You probably remember that my father was a charismatic minister and that I’ve said we had many conversations about the fact that I used my ability in the manner in which I do. Also you’ve heard from me that my daddy was frightened of his own God-given talents.
Daddy kept his Bible close to his chair so that when he sat down he could immerse himself in the stories that it held. He could quote most any passage from memory but he couldn’t always allow himself the luxury of thinking and committing the sacrilege of making up his own mind as to what that passage meant. It had to be taken verbatim which always confounded me because the Bible has been translated so many times and man, given any situation, can’t always pass along the information just as it happened even if they’ve seen the event happen themselves. Ask any good policeman.
Another item that kept my attention on daddy’s obsession with the Bible was that he looked at the metaphysical gifts there and was sure they happened, just as was written like Jesus turning the water into wine, but that with Jesus death they stopped. Two Biblical passages always came to mind when he said that to me. First that God announced Biblically that He was the same always and forever. And the other that Jesus said quite frankly that all things He could do each of us was capable of too. So, obviously, my father didn’t take his entire Bible as fact like he said or he’d have realized the gifts he received were to be used and not feared, let alone the same today as yesterday.
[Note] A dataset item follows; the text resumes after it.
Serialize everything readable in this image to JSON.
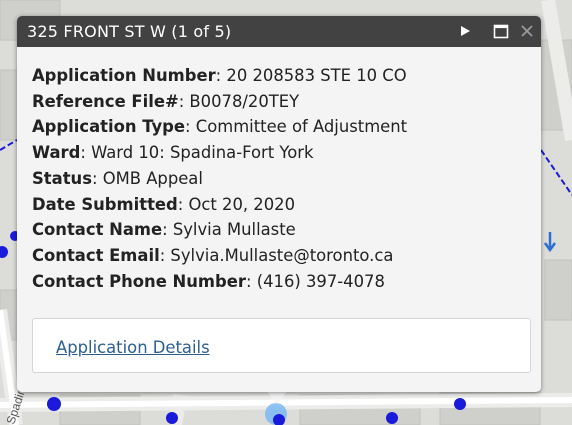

But I could go on and on about this and it would get us nowhere. The way in which I hurt my father was that I said, like the good Biblical scholar he was, he didn’t spare the rod nor spoil the child. His words to me were, “I was a horrible parent according to what you wrote in your book.”
My answer to this man who gave up so much for me seemed to soothe him. At any rate he forgave me if it didn’t. That response was this, “Daddy, you didn’t make me who I am. I did that but you helped me get here by being the best parent you could have been. Children never agree with all their parents have done and always find something they think wasn’t done correctly when they were children but you gave us love, a home, food on the table and consistence, which is love itself. We knew what you expected and we tried even though sometimes we didn’t quite measure up. I wouldn’t have any other parent over you. You helped me become who I am and I’m grateful for the experience.”
The book that hurt him so badly as a father set proudly next to his Bible so that he could reach out and read passages from both.